_Description of the task_. For the entries below, report the number of lines where the string "trend" appears, and only that number.

______

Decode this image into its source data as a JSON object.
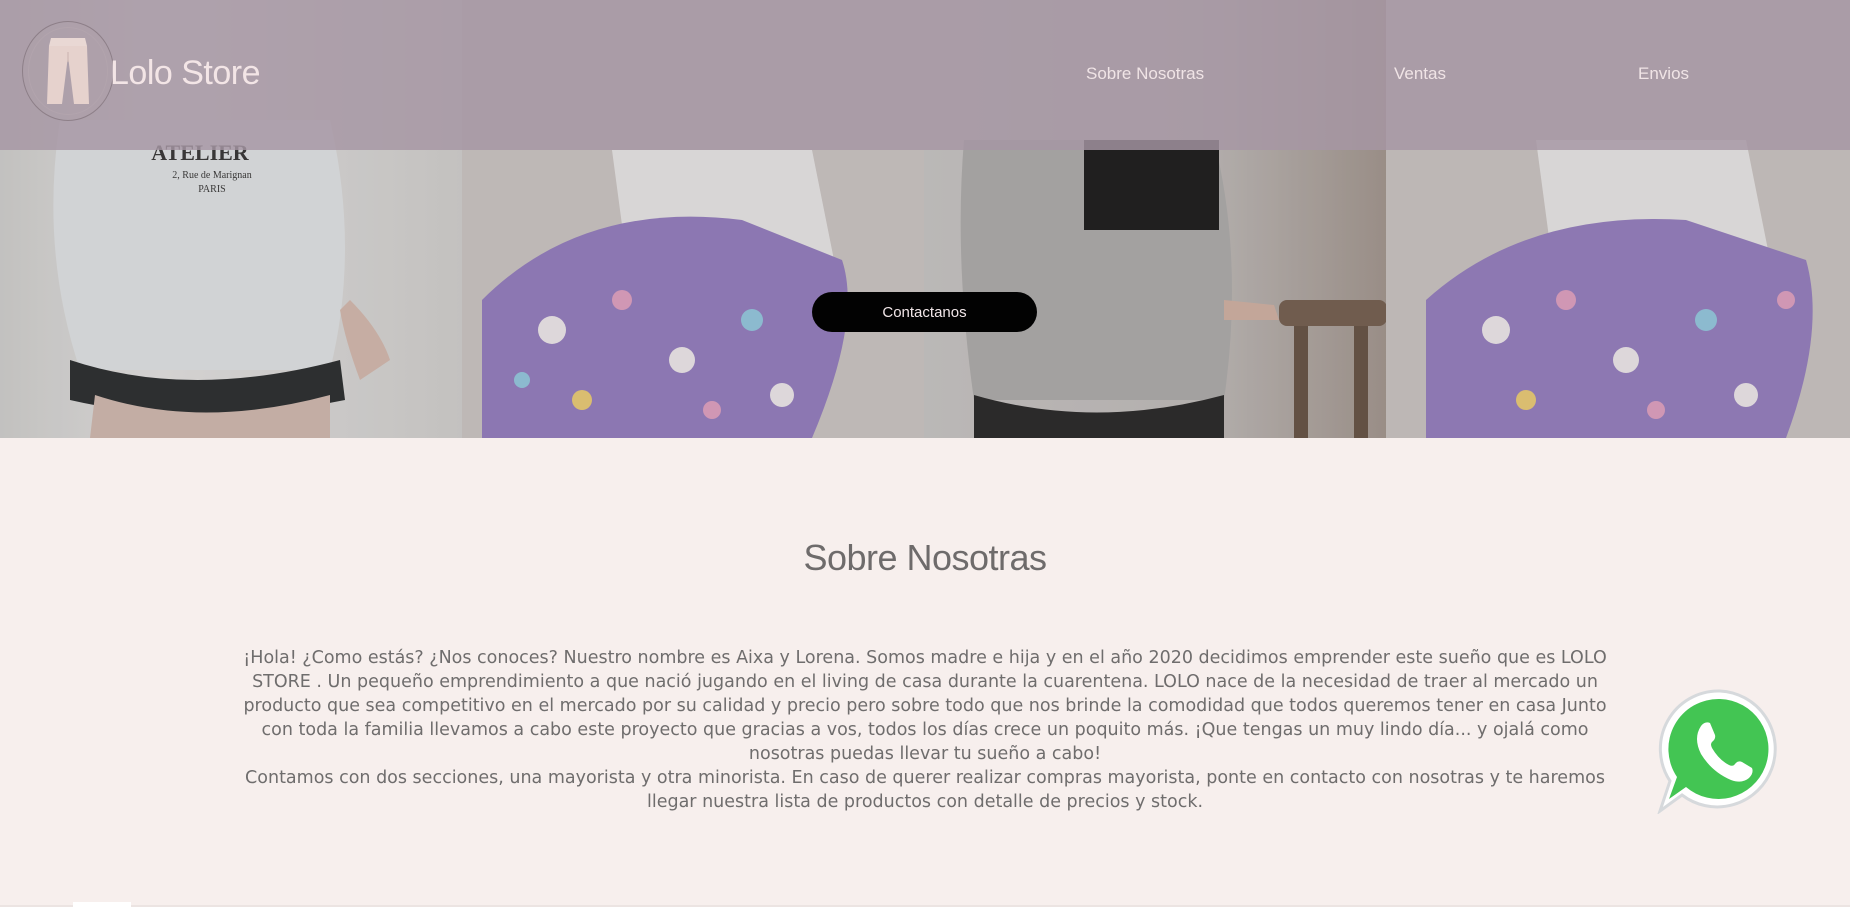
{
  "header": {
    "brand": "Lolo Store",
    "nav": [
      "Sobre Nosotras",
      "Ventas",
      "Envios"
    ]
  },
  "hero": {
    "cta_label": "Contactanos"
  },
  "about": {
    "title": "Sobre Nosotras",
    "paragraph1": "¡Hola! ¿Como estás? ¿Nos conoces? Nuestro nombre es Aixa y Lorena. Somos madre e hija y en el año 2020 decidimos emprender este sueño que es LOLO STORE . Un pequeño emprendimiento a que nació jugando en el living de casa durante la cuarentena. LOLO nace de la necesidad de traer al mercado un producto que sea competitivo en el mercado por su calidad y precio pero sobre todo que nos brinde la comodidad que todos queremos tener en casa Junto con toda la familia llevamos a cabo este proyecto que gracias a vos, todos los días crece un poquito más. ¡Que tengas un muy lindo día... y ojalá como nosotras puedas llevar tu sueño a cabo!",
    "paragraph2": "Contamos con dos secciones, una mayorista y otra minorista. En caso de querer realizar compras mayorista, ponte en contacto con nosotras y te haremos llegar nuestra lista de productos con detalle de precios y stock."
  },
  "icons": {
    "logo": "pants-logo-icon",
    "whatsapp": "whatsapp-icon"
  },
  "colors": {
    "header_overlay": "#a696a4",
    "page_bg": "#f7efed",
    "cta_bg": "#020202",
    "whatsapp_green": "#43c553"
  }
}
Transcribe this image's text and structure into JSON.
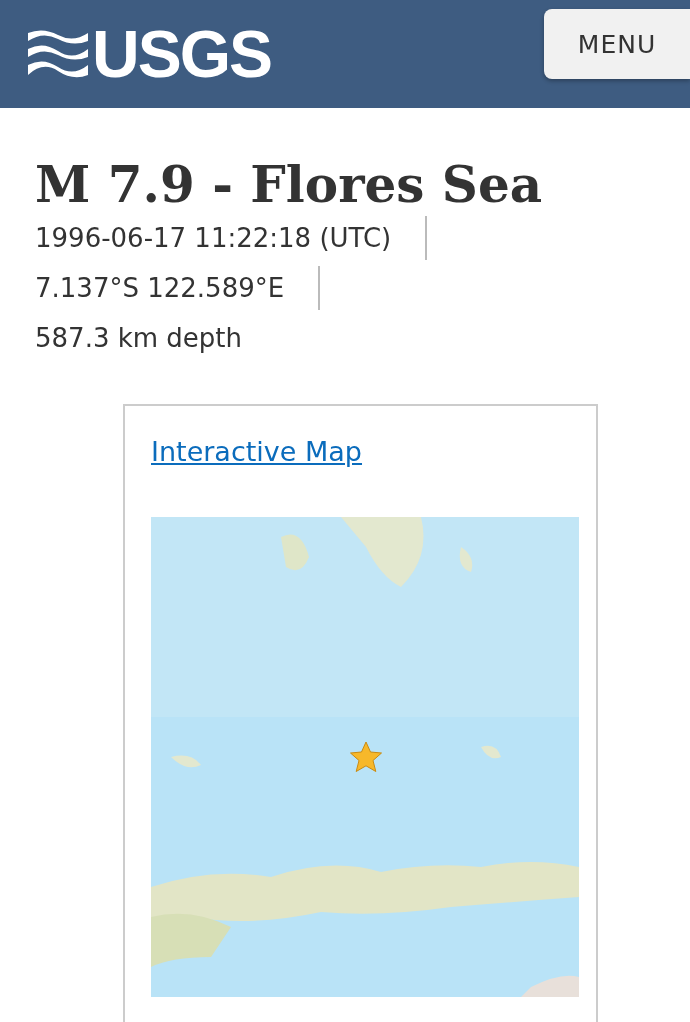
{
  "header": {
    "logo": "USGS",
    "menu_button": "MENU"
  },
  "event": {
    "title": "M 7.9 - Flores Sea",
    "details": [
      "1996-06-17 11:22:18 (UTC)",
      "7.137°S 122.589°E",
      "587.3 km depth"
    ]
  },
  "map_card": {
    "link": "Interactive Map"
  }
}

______

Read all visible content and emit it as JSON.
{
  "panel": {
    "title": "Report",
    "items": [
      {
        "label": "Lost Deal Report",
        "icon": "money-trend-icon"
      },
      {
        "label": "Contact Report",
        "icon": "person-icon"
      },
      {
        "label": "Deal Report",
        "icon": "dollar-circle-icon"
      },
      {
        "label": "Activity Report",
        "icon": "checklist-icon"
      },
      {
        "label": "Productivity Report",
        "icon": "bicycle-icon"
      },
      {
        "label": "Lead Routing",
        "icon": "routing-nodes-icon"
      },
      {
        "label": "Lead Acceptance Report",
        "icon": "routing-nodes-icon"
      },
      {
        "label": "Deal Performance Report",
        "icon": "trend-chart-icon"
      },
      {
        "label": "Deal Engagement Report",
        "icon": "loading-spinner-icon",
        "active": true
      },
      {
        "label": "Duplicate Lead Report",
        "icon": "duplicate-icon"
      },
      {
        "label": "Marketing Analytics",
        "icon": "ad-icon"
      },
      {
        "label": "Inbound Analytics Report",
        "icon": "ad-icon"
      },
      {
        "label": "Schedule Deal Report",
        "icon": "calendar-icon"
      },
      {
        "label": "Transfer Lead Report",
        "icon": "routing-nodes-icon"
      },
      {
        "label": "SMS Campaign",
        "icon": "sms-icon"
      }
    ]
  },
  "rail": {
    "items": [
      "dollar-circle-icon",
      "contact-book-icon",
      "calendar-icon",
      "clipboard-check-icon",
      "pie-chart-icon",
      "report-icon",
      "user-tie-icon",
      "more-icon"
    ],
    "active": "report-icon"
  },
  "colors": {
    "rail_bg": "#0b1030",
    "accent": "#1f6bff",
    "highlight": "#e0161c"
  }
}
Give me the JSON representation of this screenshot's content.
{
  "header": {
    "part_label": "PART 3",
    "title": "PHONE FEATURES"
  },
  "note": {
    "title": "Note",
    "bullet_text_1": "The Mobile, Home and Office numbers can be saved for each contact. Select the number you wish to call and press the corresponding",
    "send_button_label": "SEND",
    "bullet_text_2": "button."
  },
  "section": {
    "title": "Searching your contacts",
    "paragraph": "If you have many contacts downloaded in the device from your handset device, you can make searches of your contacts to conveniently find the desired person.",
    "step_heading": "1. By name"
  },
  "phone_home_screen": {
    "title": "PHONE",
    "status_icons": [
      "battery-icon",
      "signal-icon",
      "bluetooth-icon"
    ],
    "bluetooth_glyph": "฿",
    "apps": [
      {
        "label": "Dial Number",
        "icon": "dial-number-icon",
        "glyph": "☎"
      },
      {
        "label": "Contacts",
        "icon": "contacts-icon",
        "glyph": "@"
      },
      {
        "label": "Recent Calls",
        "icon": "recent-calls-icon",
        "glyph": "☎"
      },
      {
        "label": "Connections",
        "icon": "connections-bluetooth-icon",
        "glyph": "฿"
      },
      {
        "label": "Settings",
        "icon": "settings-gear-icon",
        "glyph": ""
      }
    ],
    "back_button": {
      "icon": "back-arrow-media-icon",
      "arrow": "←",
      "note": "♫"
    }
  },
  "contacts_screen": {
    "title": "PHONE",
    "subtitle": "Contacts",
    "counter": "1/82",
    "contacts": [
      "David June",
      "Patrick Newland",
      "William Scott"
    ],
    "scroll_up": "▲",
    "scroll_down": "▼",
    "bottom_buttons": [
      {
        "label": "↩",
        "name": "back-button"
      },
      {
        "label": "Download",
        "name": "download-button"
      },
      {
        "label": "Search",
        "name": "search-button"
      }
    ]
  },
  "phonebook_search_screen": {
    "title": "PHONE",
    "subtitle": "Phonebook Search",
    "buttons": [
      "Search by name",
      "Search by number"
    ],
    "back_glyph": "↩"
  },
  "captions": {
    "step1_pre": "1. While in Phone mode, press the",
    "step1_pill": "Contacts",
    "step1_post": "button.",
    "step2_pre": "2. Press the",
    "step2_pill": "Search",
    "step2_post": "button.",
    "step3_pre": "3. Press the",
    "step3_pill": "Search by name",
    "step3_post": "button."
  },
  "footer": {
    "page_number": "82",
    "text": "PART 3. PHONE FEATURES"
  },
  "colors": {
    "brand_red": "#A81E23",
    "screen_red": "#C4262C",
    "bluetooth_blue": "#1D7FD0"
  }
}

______

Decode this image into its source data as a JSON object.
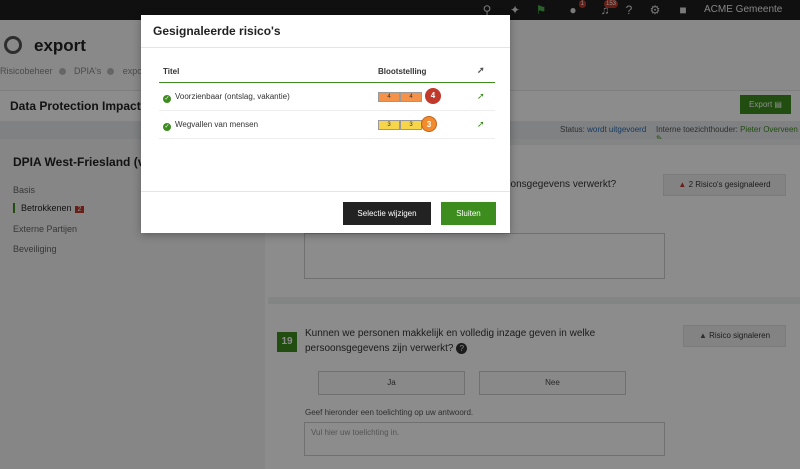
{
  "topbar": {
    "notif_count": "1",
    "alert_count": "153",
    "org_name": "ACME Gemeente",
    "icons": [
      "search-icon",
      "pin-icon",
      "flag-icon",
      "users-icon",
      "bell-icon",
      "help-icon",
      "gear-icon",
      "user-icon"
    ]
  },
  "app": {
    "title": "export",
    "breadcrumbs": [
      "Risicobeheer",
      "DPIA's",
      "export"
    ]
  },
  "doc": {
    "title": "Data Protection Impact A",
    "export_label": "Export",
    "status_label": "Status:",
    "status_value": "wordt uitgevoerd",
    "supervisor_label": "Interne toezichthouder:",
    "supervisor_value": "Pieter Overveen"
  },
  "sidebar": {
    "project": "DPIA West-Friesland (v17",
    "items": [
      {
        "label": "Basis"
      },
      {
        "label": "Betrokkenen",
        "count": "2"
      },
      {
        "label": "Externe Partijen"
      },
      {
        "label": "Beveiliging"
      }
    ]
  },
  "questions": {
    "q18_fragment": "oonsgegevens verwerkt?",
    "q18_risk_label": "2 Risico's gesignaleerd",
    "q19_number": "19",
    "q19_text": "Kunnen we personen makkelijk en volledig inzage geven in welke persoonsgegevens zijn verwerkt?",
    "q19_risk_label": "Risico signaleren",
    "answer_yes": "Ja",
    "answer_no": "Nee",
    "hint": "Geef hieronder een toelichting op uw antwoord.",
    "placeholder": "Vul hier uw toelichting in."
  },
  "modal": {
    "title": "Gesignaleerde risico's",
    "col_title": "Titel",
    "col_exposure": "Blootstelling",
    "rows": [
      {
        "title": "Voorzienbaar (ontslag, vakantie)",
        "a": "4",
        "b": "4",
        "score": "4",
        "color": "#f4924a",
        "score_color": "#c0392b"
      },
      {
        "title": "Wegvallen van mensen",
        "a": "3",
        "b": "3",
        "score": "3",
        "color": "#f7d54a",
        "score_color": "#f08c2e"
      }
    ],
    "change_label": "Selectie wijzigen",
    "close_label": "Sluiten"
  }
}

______

_Exercise response_. 2